Big Bands Live – Orchester Kurt Edelhagen featuring Mary Lou Williams & Caterina Valente – Jazz Haus mono 101718, 68:19 [Distr. by Naxos] ****:
(Hans Gottfried Wilfert, Rolf Schneebiegl, Siegfried Achhammer, Klaus Mitschele – trumpets; Heinz Herrmannsdörfer, Otto Bredl, Werner Betz, Helmut Hauck – trombones; Helmut Reinhardt – baritone sax; Franz von Klenck – alto sax; Paul Martin – tenor sax; Kurt Aderhold – tenor sax; Johnny Feigl tenor sax; Werner Drexler – piano; Werner Schulze – bass; Bobby Schmidt – drums; Mary Lou Williams – piano 7/8; Caterina Valente – vocals 13/14)
It may be hard to imagine now, but less than ten years after the end of World War II in Europe in 1945, American style jazz was being played and emulated in of all places, what was at the time, West Germany. Bandleader Kurt Edelhagen in 1954 assembled group of German musicians into highly-disciplined orchestra to play charts from the Great American Songbook and the results are presented here in this interesting JazzHaus release.
As outlined in the liner notes by Ulli Pfau, Edelhagen “harbored a single-minded desire to match the great Stan Kenton. “ He managed to do just that on such tracks as “3×2”( You’d Be So Nice to Come Home To) with a Gerry Mulligan influenced chart, and with a opaque opening chorus on “ You Go To My Head”, yet he started off the set with a bit of a head fake on “Tuxedo Junction” which is more Glenn Miller than Kenton. In a somewhat unusual turn, the band takes a back seat to trio performances lead by pianist Werner Drexler along with bassist Schulze and drummer Schmidt on “St. Louis Blues”, The Man I Love” and “Yesterdays” where he acquits himself in an impressive fashion with some strong single-note runs and avoiding musical clichés for the most part.
The is no explicit explanation for Mary Lou Williams’ attendance and participation in these sessions except that she had gone to England two years earlier (1952) and decided to remain in Europe for a period of time and thus was in Freiburg Germany for this concert.
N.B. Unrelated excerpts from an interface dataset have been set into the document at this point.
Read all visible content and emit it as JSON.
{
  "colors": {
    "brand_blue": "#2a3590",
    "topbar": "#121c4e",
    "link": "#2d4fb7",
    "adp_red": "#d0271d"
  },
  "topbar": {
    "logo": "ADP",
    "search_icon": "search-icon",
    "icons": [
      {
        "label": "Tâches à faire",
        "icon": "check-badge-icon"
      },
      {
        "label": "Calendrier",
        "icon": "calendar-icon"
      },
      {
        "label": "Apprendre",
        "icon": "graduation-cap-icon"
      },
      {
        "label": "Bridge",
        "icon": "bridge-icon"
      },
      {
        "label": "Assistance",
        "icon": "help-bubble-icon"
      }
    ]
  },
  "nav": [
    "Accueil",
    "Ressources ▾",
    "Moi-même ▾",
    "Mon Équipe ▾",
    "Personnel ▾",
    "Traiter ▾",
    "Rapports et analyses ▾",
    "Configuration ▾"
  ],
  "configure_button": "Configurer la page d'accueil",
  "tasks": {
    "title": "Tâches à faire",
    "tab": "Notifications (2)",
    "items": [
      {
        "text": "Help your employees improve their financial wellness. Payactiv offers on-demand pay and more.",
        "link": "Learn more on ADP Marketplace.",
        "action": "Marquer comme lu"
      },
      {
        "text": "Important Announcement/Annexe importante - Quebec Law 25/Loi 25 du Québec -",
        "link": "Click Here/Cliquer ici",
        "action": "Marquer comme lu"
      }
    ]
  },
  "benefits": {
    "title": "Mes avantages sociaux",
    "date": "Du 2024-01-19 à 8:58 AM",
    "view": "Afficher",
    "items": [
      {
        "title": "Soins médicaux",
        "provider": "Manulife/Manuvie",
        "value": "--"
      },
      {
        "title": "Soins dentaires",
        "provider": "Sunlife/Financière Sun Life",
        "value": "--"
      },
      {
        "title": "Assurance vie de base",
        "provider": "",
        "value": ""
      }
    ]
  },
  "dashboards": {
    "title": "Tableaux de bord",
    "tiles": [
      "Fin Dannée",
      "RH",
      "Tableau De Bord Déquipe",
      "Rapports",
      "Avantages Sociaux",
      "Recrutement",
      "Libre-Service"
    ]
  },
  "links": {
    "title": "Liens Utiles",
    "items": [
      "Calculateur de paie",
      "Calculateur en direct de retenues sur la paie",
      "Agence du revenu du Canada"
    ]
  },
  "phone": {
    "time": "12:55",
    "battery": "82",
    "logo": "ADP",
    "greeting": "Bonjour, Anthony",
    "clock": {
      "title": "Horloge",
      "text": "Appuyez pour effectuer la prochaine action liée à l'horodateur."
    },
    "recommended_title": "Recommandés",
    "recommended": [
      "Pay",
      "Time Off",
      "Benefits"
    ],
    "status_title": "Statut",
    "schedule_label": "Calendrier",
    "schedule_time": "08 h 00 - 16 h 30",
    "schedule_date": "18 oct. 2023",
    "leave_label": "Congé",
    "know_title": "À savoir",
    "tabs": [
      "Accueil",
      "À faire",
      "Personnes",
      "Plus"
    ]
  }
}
Her two original compositions were “Blues On The Bongo Beat” which she did with a rhythm section, and “Nancy And The Colonel” was with the full band and is the more interesting track as it has a clever arrangement on which she built her solo efforts. The other guest on this disc is singer Caterina Valente who was twenty-three at the time of this recording, and had yet to catapult to fame which happened in 1955 with her recording of “The Breeze And I”. Her renditions of “They Can’t Take That Away From Me” and “Pennies From Heaven” are well done and shows the promise that was to come. There is a short but delightful piece of music on the penultimate track entitled “There’s No You” and on it Edelhagen perfectly captures the sonority and denseness of the Kenton sound and one can only wonder what the full chart might have sounded like.
All in all this album is a textbook showcase of swing music that has been lovingly restored by Jazz Haus.
TrackList: Tuxedo Junction; 3×2; You Go To My Head; St. Louis Blues; The Man I Love; Yesterdays; Blues On The Bongo Beat; Nancy And The Colonel; You Go To My Head; Lester Leaps In; Tuxedo Junction; The Man I Love; They Can’t Take That Away From Me; Pennies From Heaven; On The Upbeat; Easy To Love; There’s No You; Alpha Jazz